VATICAN CITY (Reuters) – The new barracks of the Vatican Swiss guards will be built to accommodate female members if Pope Francis or his successors allow women to join the elite and colourfully dressed force.
Officials of the Swiss foundation that is raising the estimated 45 million Swiss Francs ($46 million) to replace the current 150-year-old barracks signed a memorandum of understanding with the Vatican’s Secretary of State on Wednesday.
“The project includes single rooms with private bathrooms,” Riccardo Boscardin, an executive of the foundation, said in the courtyard of the barracks after the signing.
“There are two reasons. One is because COVID hit when the project started and the second is the possibility of integrating women into the guard,” Boscardin said.
“But this decision is not ours, but exclusively that of the Vatican and the pope,” he said.
The force, whose principal mission is to protect the pope, has been exclusively male since its founding in 1506. The men are all Swiss citizens.
Francis, 85, has named women to a number of senior posts and management positions in the Vatican administration and in March he introduced a landmark new constitution that will allow any baptised lay Catholic, including women, to head most Vatican departments.
The Foundation of the Pontifical Swiss Guard, which supports the guard financially, has already raised about 37 million francs and needs to raise about 7.5 million more, Boscardin told Reuters.
He said work was due to start in January, 2026 so the guards would not be displaced during the 2025 Holy Year, when millions of pilgrims are expect to visit the Vatican.
Because of building restrictions involving historic buildings, the side of the barracks that faces Rome, which surrounds the sovereign Vatican city-state, will be kept or rebuilt exactly as it now.
Constructing a totally new, ecologically friendly and energy-saving building, even if it resembles the old one externally, would cost much less than renovating the existing one, Boscardin said.
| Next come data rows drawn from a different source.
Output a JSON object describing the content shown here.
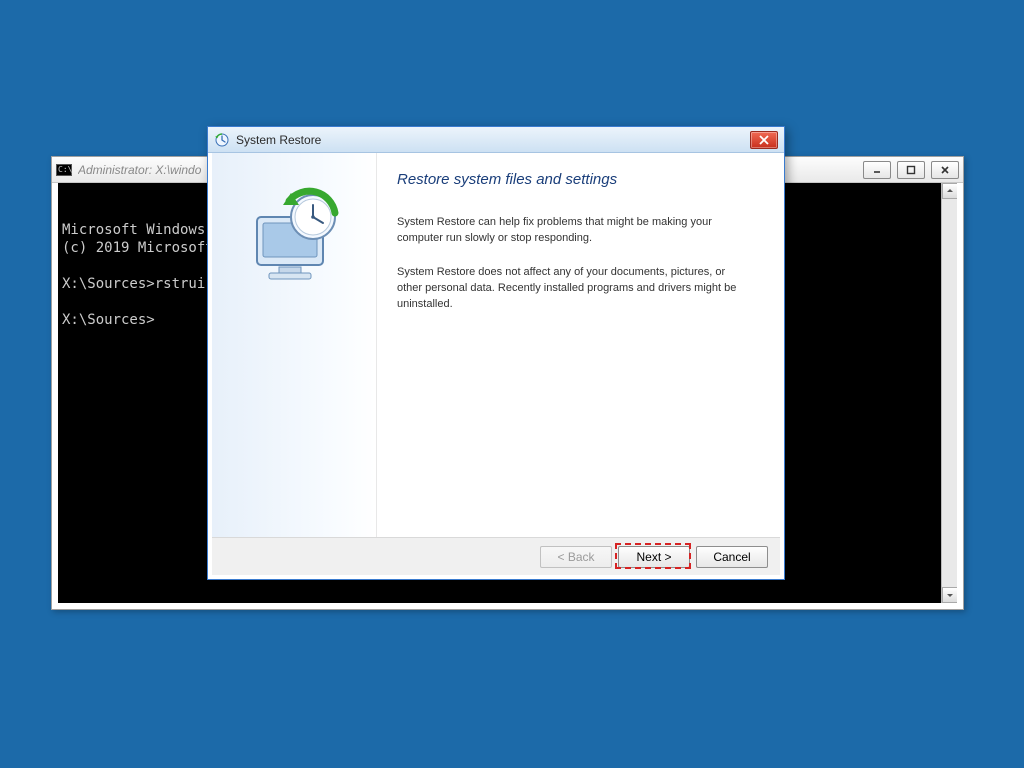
{
  "desktop": {
    "bg": "#1c6aa9"
  },
  "cmd": {
    "title": "Administrator: X:\\windo",
    "lines": {
      "l1": "Microsoft Windows  ",
      "l2": "(c) 2019 Microsoft ",
      "l3": "",
      "l4": "X:\\Sources>rstrui.e",
      "l5": "",
      "l6": "X:\\Sources>"
    },
    "controls": {
      "minimize": "minimize",
      "maximize": "maximize",
      "close": "close"
    }
  },
  "wizard": {
    "title": "System Restore",
    "heading": "Restore system files and settings",
    "para1": "System Restore can help fix problems that might be making your computer run slowly or stop responding.",
    "para2": "System Restore does not affect any of your documents, pictures, or other personal data. Recently installed programs and drivers might be uninstalled.",
    "buttons": {
      "back": "< Back",
      "next": "Next >",
      "cancel": "Cancel"
    },
    "close_label": "close"
  }
}
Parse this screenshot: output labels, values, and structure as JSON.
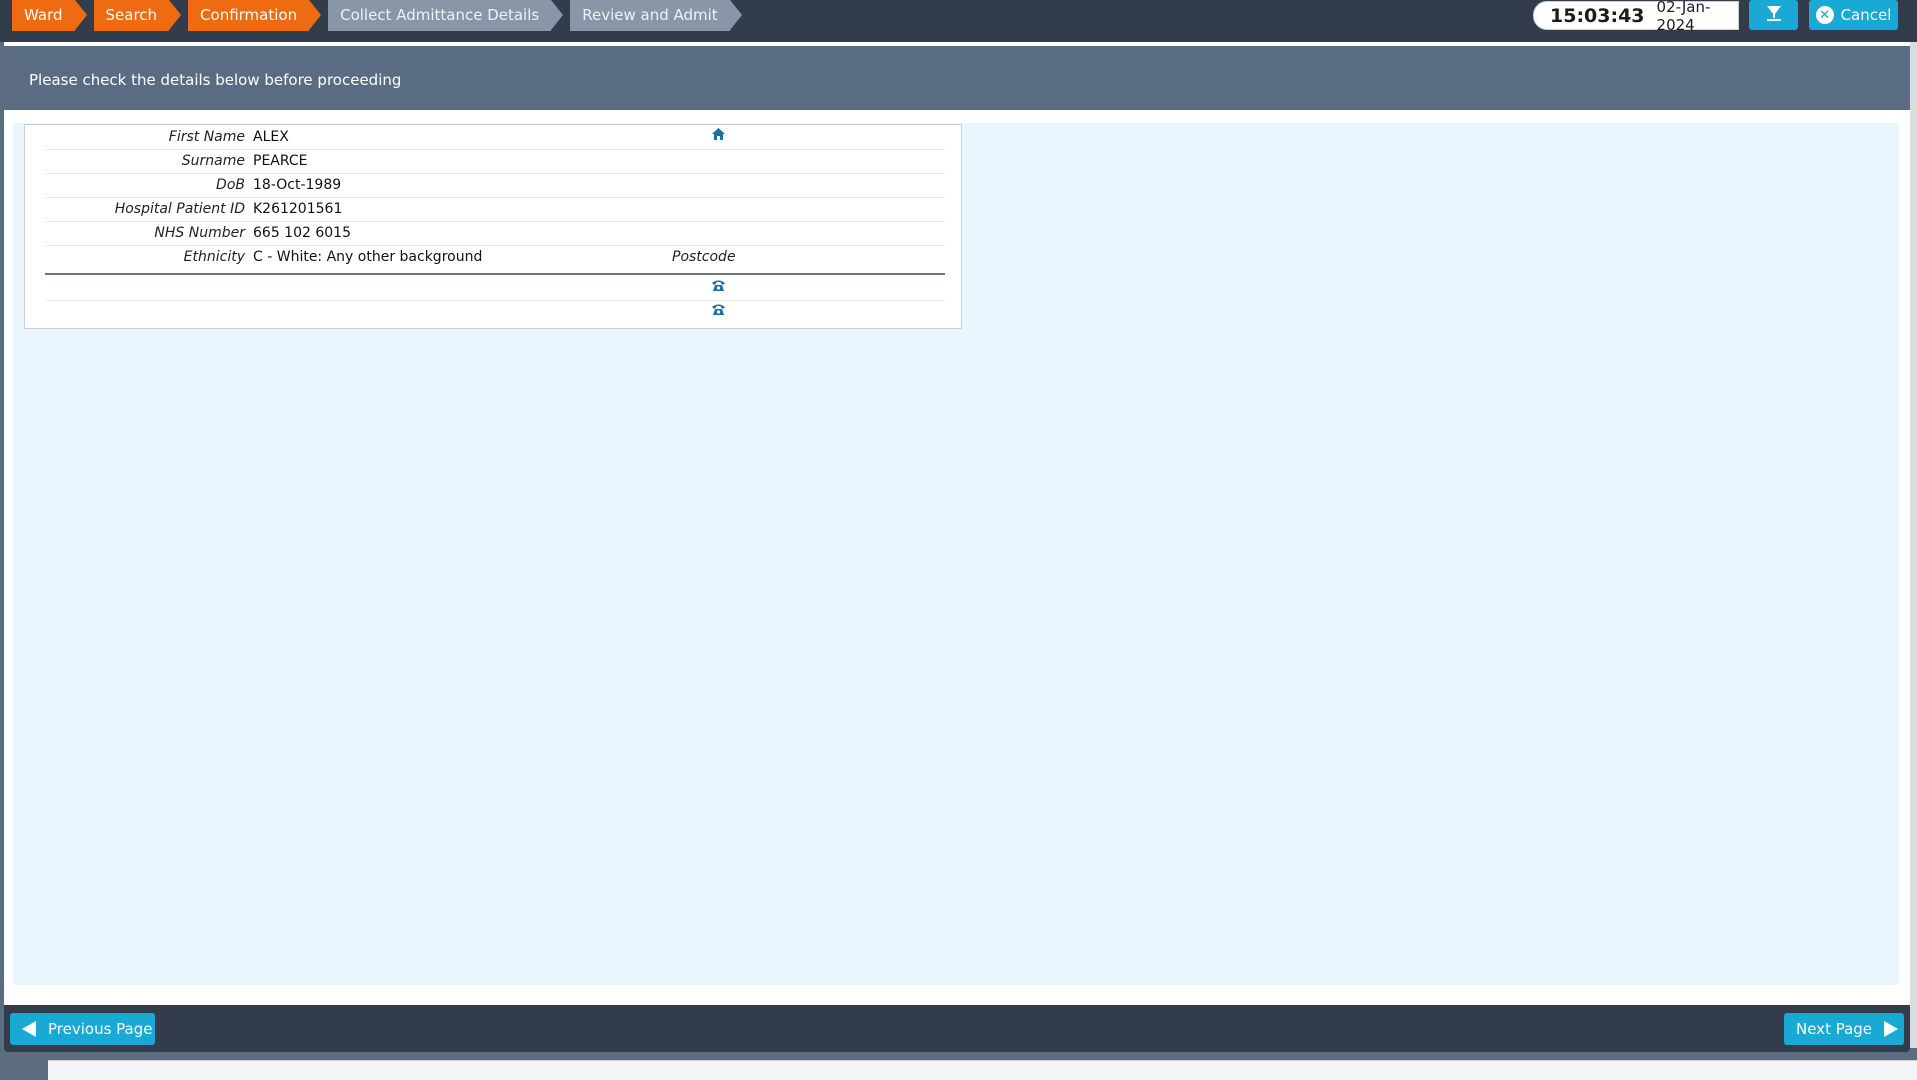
{
  "breadcrumbs": [
    {
      "label": "Ward",
      "state": "done"
    },
    {
      "label": "Search",
      "state": "done"
    },
    {
      "label": "Confirmation",
      "state": "done"
    },
    {
      "label": "Collect Admittance Details",
      "state": "todo"
    },
    {
      "label": "Review and Admit",
      "state": "todo"
    }
  ],
  "clock": {
    "time": "15:03:43",
    "date": "02-Jan-2024"
  },
  "toolbar": {
    "filter_icon": "filter-down-icon",
    "cancel_label": "Cancel",
    "cancel_icon": "close-circle-icon"
  },
  "header": {
    "message": "Please check the details below before proceeding"
  },
  "patient": {
    "fields": [
      {
        "label": "First Name",
        "value": "ALEX"
      },
      {
        "label": "Surname",
        "value": "PEARCE"
      },
      {
        "label": "DoB",
        "value": "18-Oct-1989"
      },
      {
        "label": "Hospital Patient ID",
        "value": "K261201561"
      },
      {
        "label": "NHS Number",
        "value": "665 102 6015"
      },
      {
        "label": "Ethnicity",
        "value": "C - White: Any other background"
      }
    ],
    "postcode_label": "Postcode",
    "address_icon": "home-icon",
    "phone_icon": "phone-icon"
  },
  "footer": {
    "previous_label": "Previous Page",
    "next_label": "Next Page"
  },
  "colors": {
    "done": "#ef6b12",
    "todo": "#8896a8",
    "accent": "#18a9d4",
    "bar": "#323c4a",
    "band": "#5a6c84"
  }
}
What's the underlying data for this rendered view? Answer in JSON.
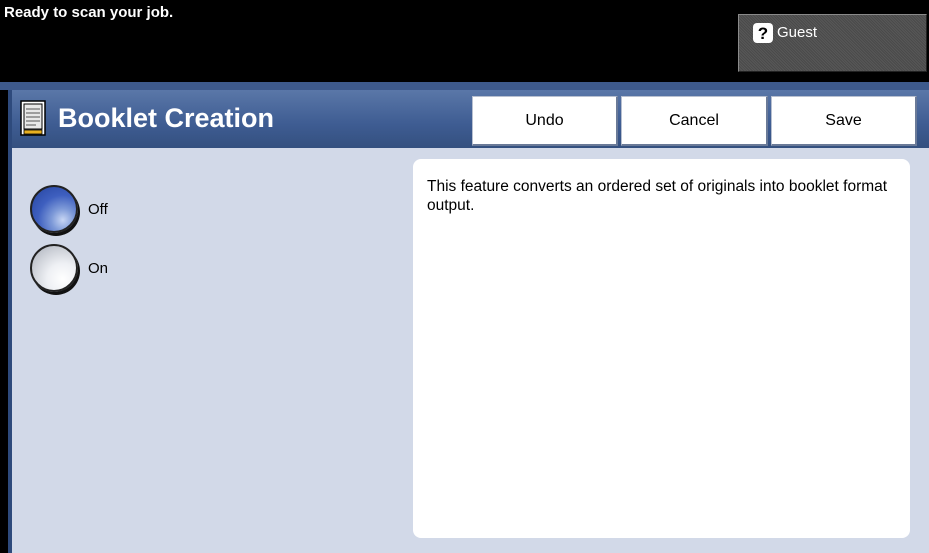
{
  "status": {
    "message": "Ready to scan your job."
  },
  "user": {
    "label": "Guest",
    "icon": "help-icon"
  },
  "screen": {
    "title": "Booklet Creation",
    "icon": "booklet-icon"
  },
  "toolbar": {
    "undo_label": "Undo",
    "cancel_label": "Cancel",
    "save_label": "Save"
  },
  "options": [
    {
      "label": "Off",
      "selected": true
    },
    {
      "label": "On",
      "selected": false
    }
  ],
  "info": {
    "description": "This feature converts an ordered set of originals into booklet format output."
  },
  "colors": {
    "header": "#3e5c92",
    "panel": "#d2d9e8",
    "selected_radio": "#3e5fbf"
  }
}
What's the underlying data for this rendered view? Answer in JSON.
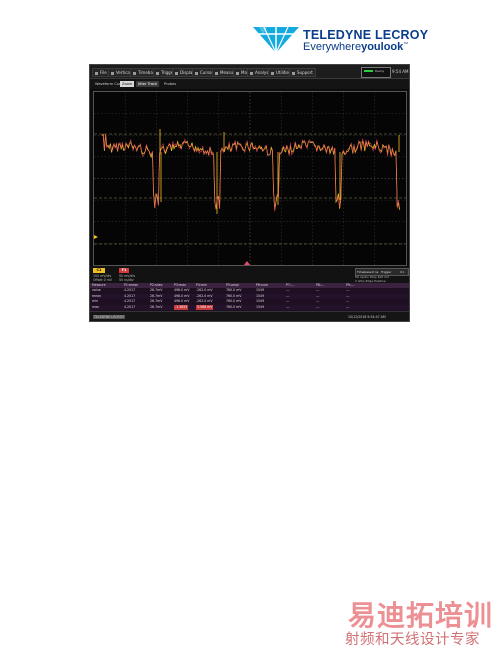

($1 = 0.9815 Swiss francs)
(Reporting by Philip Pullella; Editing by Alexandra Hudson)